WHAT TO WORK ON :: Give only a number in reply. It should be how many lines in the records contain the string "MOMENTUM".

>>>>

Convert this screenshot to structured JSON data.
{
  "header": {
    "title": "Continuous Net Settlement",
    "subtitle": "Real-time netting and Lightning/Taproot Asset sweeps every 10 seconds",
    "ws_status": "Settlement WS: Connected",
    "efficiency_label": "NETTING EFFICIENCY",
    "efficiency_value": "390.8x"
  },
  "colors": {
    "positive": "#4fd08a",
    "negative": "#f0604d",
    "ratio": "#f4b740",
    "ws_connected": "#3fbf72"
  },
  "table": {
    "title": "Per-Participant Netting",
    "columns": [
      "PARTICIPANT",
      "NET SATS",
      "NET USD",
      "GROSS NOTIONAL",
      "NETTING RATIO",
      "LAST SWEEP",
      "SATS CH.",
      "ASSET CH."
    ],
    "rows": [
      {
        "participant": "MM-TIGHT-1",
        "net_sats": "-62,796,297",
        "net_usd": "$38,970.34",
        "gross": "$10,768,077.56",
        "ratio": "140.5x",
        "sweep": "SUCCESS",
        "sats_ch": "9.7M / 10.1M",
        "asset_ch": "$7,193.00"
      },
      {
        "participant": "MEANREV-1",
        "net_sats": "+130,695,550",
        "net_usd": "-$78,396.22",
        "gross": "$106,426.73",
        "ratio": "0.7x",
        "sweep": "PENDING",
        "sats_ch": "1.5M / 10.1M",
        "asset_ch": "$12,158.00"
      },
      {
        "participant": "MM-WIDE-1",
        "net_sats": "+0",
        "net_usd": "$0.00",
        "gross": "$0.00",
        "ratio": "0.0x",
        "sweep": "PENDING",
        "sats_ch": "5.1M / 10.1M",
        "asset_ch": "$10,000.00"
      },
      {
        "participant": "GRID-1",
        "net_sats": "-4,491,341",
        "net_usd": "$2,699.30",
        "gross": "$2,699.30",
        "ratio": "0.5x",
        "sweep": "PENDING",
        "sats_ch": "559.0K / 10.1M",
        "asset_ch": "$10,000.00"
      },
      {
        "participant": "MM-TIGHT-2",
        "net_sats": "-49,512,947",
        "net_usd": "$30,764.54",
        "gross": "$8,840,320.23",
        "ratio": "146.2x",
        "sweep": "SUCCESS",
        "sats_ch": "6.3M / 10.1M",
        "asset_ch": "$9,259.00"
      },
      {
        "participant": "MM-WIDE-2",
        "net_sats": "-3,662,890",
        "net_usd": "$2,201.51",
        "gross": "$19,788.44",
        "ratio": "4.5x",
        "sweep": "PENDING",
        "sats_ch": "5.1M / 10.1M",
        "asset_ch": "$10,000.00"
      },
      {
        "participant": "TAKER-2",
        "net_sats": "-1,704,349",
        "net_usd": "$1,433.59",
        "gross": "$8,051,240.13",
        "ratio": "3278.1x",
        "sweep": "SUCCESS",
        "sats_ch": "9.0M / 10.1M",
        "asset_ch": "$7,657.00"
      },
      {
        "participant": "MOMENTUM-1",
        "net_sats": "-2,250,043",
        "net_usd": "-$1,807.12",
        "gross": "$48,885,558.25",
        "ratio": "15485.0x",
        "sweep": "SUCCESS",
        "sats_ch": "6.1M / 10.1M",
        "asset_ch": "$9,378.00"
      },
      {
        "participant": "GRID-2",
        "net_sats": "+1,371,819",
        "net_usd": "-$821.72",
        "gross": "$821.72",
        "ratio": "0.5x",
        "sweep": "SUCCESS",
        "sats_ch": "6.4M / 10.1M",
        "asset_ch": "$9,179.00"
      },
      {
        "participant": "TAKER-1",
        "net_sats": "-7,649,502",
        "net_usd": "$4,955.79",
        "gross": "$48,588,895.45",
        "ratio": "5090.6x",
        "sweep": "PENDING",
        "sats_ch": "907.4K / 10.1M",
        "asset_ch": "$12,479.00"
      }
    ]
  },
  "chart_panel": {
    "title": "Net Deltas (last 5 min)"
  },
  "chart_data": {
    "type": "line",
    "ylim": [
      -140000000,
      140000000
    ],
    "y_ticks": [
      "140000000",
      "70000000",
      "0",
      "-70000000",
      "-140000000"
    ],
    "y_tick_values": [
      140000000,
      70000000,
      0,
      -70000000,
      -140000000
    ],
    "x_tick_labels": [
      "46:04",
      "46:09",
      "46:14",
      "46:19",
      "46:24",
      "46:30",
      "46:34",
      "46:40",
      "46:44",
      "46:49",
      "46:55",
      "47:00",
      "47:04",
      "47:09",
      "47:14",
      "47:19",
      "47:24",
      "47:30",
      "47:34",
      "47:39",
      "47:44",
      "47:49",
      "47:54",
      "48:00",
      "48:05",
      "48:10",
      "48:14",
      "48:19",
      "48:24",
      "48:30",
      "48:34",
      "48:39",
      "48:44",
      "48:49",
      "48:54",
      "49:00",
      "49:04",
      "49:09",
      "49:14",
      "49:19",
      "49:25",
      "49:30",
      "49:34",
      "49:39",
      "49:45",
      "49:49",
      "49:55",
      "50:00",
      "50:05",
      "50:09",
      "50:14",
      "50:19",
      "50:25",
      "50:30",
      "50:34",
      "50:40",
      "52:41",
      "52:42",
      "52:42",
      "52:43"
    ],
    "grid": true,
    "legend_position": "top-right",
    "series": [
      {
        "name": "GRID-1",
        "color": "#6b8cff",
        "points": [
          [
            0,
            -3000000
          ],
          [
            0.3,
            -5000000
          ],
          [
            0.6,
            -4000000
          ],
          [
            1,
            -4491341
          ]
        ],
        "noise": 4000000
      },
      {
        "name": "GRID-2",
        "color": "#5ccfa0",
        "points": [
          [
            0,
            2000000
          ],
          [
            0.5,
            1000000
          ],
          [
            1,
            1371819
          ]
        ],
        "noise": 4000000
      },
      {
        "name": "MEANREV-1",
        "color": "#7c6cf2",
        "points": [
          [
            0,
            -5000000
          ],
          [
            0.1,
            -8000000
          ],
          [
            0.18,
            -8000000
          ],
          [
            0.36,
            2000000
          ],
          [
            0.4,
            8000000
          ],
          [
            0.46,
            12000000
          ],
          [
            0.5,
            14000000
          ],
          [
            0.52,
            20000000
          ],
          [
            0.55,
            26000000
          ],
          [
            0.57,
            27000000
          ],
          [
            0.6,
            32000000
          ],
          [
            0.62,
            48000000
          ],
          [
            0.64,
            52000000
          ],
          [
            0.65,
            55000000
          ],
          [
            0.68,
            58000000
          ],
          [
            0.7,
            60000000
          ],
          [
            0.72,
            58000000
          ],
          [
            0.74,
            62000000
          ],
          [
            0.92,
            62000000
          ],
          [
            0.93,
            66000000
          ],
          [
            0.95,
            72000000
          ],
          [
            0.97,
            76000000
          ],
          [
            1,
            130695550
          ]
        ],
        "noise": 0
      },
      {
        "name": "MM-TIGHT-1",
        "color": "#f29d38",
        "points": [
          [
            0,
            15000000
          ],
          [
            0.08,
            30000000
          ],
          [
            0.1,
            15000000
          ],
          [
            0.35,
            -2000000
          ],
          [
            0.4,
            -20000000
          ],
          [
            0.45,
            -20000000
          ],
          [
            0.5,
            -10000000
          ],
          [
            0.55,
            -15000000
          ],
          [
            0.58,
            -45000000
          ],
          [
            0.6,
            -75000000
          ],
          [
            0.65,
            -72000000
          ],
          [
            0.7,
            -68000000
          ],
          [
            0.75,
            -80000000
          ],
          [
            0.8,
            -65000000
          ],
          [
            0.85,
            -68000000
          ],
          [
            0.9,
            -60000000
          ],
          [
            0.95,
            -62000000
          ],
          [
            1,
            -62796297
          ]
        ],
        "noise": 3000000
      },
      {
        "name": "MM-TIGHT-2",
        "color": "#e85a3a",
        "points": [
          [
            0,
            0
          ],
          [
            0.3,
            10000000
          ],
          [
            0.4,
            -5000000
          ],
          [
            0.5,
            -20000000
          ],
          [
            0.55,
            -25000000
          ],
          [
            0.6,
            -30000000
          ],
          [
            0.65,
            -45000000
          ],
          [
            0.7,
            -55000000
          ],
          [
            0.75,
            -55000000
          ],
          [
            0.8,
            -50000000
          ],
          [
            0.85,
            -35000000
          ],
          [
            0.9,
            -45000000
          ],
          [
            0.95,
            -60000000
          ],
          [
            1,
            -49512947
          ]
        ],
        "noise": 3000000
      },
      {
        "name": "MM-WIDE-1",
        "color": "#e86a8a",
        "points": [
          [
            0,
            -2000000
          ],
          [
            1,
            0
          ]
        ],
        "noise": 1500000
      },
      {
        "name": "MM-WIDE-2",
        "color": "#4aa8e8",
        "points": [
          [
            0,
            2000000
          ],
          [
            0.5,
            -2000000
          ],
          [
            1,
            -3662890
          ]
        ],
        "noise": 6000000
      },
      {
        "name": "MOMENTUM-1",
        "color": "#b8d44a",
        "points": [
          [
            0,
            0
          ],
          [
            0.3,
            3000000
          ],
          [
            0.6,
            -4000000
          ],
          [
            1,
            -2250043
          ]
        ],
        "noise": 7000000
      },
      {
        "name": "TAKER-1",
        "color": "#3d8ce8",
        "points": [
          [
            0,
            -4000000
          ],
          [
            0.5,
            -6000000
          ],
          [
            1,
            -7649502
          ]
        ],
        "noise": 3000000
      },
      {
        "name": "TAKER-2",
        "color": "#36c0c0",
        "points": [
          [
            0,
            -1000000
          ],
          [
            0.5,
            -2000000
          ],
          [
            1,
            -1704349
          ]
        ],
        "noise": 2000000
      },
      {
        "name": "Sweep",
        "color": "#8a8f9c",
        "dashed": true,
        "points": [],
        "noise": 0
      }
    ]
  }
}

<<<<

EXERCISE OUTPUT :: 2